Exercise data below:

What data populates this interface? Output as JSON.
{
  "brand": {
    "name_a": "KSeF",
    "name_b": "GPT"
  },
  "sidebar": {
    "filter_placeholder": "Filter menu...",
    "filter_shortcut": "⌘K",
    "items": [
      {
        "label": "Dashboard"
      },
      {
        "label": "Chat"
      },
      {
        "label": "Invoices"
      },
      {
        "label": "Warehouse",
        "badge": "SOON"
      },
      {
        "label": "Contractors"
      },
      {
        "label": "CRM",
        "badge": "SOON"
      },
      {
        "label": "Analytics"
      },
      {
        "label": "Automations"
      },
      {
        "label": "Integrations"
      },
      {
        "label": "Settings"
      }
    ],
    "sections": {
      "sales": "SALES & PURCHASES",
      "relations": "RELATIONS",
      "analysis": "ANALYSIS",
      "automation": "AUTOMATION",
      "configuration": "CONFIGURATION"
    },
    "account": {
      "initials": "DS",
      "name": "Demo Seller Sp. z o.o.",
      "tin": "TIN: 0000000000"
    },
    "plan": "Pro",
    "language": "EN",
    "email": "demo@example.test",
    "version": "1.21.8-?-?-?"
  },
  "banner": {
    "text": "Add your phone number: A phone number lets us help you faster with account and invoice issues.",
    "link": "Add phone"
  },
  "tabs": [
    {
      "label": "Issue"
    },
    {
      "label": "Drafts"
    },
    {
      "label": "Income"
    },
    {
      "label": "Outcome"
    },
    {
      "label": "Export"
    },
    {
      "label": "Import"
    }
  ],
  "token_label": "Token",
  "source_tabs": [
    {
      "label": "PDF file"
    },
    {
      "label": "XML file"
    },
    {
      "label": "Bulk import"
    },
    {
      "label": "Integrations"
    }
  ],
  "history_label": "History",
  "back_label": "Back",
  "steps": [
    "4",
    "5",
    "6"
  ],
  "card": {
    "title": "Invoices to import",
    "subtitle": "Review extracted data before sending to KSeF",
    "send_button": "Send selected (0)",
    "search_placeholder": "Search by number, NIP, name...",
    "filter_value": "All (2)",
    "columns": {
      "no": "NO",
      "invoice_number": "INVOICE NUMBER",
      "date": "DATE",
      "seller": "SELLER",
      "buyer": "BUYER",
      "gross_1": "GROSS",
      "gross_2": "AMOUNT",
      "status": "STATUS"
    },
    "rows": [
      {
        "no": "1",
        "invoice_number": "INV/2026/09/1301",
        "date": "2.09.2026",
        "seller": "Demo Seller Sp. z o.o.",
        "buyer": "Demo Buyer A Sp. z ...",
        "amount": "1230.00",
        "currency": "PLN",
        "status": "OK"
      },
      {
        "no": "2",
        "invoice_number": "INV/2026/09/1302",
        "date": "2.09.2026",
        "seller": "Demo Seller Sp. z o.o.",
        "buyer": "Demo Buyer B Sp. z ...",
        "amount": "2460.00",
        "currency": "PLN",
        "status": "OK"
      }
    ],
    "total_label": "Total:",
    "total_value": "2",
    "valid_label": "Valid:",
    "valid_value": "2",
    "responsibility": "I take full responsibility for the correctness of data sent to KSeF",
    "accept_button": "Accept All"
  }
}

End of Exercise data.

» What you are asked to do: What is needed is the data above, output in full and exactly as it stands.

» Exercise response:
What data populates this interface? Output as JSON.
{
  "brand": {
    "name_a": "KSeF",
    "name_b": "GPT"
  },
  "sidebar": {
    "filter_placeholder": "Filter menu...",
    "filter_shortcut": "⌘K",
    "items": [
      {
        "label": "Dashboard"
      },
      {
        "label": "Chat"
      },
      {
        "label": "Invoices"
      },
      {
        "label": "Warehouse",
        "badge": "SOON"
      },
      {
        "label": "Contractors"
      },
      {
        "label": "CRM",
        "badge": "SOON"
      },
      {
        "label": "Analytics"
      },
      {
        "label": "Automations"
      },
      {
        "label": "Integrations"
      },
      {
        "label": "Settings"
      }
    ],
    "sections": {
      "sales": "SALES & PURCHASES",
      "relations": "RELATIONS",
      "analysis": "ANALYSIS",
      "automation": "AUTOMATION",
      "configuration": "CONFIGURATION"
    },
    "account": {
      "initials": "DS",
      "name": "Demo Seller Sp. z o.o.",
      "tin": "TIN: 0000000000"
    },
    "plan": "Pro",
    "language": "EN",
    "email": "demo@example.test",
    "version": "1.21.8-?-?-?"
  },
  "banner": {
    "text": "Add your phone number: A phone number lets us help you faster with account and invoice issues.",
    "link": "Add phone"
  },
  "tabs": [
    {
      "label": "Issue"
    },
    {
      "label": "Drafts"
    },
    {
      "label": "Income"
    },
    {
      "label": "Outcome"
    },
    {
      "label": "Export"
    },
    {
      "label": "Import"
    }
  ],
  "token_label": "Token",
  "source_tabs": [
    {
      "label": "PDF file"
    },
    {
      "label": "XML file"
    },
    {
      "label": "Bulk import"
    },
    {
      "label": "Integrations"
    }
  ],
  "history_label": "History",
  "back_label": "Back",
  "steps": [
    "4",
    "5",
    "6"
  ],
  "card": {
    "title": "Invoices to import",
    "subtitle": "Review extracted data before sending to KSeF",
    "send_button": "Send selected (0)",
    "search_placeholder": "Search by number, NIP, name...",
    "filter_value": "All (2)",
    "columns": {
      "no": "NO",
      "invoice_number": "INVOICE NUMBER",
      "date": "DATE",
      "seller": "SELLER",
      "buyer": "BUYER",
      "gross_1": "GROSS",
      "gross_2": "AMOUNT",
      "status": "STATUS"
    },
    "rows": [
      {
        "no": "1",
        "invoice_number": "INV/2026/09/1301",
        "date": "2.09.2026",
        "seller": "Demo Seller Sp. z o.o.",
        "buyer": "Demo Buyer A Sp. z ...",
        "amount": "1230.00",
        "currency": "PLN",
        "status": "OK"
      },
      {
        "no": "2",
        "invoice_number": "INV/2026/09/1302",
        "date": "2.09.2026",
        "seller": "Demo Seller Sp. z o.o.",
        "buyer": "Demo Buyer B Sp. z ...",
        "amount": "2460.00",
        "currency": "PLN",
        "status": "OK"
      }
    ],
    "total_label": "Total:",
    "total_value": "2",
    "valid_label": "Valid:",
    "valid_value": "2",
    "responsibility": "I take full responsibility for the correctness of data sent to KSeF",
    "accept_button": "Accept All"
  }
}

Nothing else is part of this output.